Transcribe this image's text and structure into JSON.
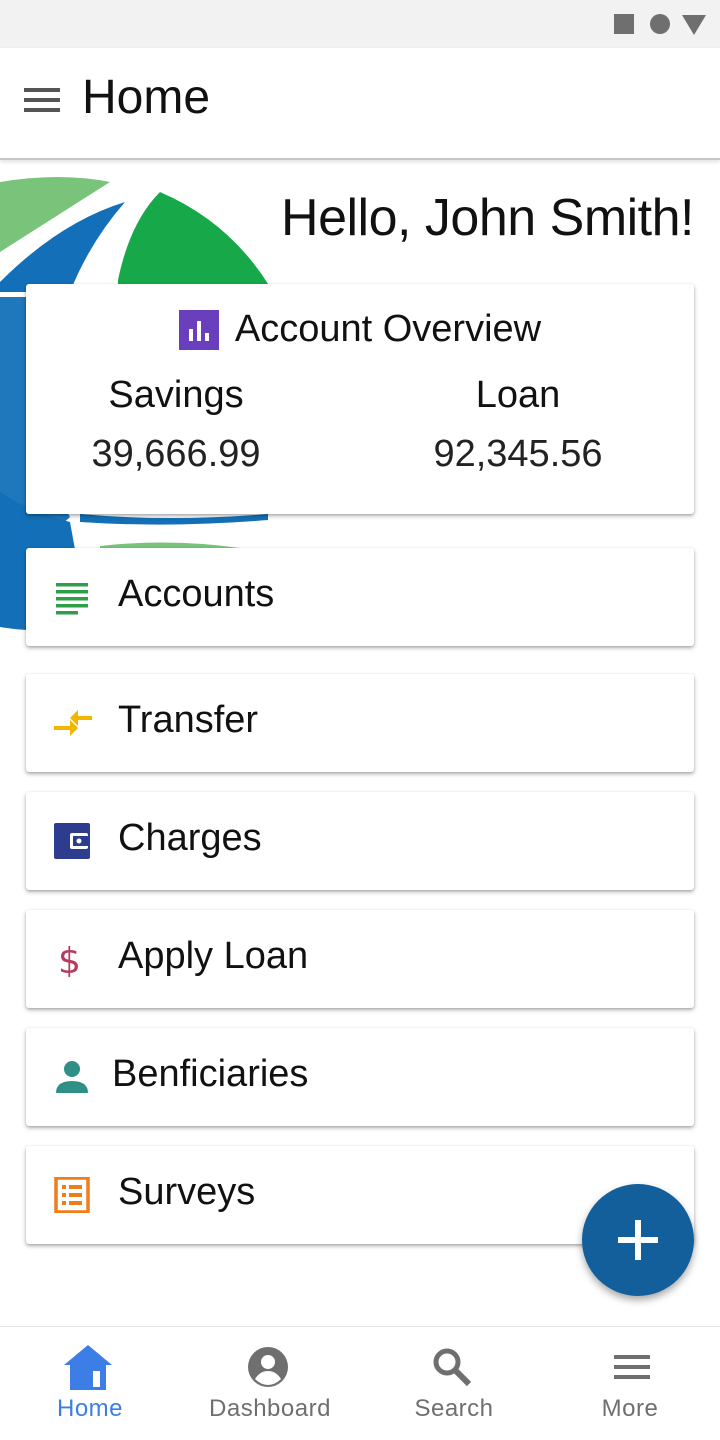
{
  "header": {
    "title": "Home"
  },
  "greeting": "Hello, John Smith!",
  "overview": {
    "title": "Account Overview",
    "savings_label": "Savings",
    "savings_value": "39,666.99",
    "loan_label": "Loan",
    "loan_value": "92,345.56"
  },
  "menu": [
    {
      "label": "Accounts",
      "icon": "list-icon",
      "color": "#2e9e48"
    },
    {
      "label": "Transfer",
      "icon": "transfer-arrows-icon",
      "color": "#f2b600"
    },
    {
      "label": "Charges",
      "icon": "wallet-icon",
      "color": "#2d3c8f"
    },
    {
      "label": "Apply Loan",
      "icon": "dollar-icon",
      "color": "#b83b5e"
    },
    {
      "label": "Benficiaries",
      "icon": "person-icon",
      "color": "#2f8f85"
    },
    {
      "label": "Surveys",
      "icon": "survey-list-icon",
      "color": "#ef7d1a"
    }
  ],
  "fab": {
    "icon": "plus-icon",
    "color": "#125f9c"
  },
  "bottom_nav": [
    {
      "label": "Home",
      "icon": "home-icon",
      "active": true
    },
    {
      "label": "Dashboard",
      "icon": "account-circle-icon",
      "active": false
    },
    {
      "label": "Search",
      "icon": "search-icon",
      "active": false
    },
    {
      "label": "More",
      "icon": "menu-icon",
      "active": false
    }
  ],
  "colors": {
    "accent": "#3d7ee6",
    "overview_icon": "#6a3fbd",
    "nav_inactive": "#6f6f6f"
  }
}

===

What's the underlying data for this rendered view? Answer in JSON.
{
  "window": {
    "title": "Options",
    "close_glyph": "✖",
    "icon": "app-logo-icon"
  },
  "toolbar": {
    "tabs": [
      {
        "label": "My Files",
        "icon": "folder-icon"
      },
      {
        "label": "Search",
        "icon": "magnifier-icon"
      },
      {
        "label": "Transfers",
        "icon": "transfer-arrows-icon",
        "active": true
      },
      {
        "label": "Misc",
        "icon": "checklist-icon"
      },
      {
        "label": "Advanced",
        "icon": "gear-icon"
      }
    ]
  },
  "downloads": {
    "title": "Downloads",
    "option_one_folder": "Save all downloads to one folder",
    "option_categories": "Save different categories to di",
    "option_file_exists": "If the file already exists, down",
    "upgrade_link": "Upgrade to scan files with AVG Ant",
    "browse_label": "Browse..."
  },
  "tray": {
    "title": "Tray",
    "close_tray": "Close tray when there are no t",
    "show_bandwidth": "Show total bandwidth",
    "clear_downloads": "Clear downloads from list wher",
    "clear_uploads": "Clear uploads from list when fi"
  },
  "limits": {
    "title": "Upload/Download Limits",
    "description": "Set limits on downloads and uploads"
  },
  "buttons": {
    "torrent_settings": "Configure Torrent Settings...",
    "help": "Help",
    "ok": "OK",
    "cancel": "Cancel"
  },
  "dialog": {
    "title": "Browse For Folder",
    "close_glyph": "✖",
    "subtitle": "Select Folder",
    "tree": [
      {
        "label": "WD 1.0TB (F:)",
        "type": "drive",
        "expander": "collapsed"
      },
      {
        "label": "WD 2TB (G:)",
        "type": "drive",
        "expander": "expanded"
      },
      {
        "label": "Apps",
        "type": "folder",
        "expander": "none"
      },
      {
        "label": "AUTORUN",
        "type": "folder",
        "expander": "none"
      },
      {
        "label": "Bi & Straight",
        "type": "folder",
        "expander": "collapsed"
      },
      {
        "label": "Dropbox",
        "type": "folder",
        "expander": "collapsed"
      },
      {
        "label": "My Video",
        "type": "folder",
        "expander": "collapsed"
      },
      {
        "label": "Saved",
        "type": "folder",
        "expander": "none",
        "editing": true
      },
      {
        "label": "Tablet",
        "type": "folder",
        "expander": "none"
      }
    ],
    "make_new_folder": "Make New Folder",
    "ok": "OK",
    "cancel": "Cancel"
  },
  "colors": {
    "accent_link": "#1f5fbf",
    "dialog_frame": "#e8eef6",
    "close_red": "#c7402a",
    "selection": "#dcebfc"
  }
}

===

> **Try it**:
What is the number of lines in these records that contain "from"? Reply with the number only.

> **Answer**:
2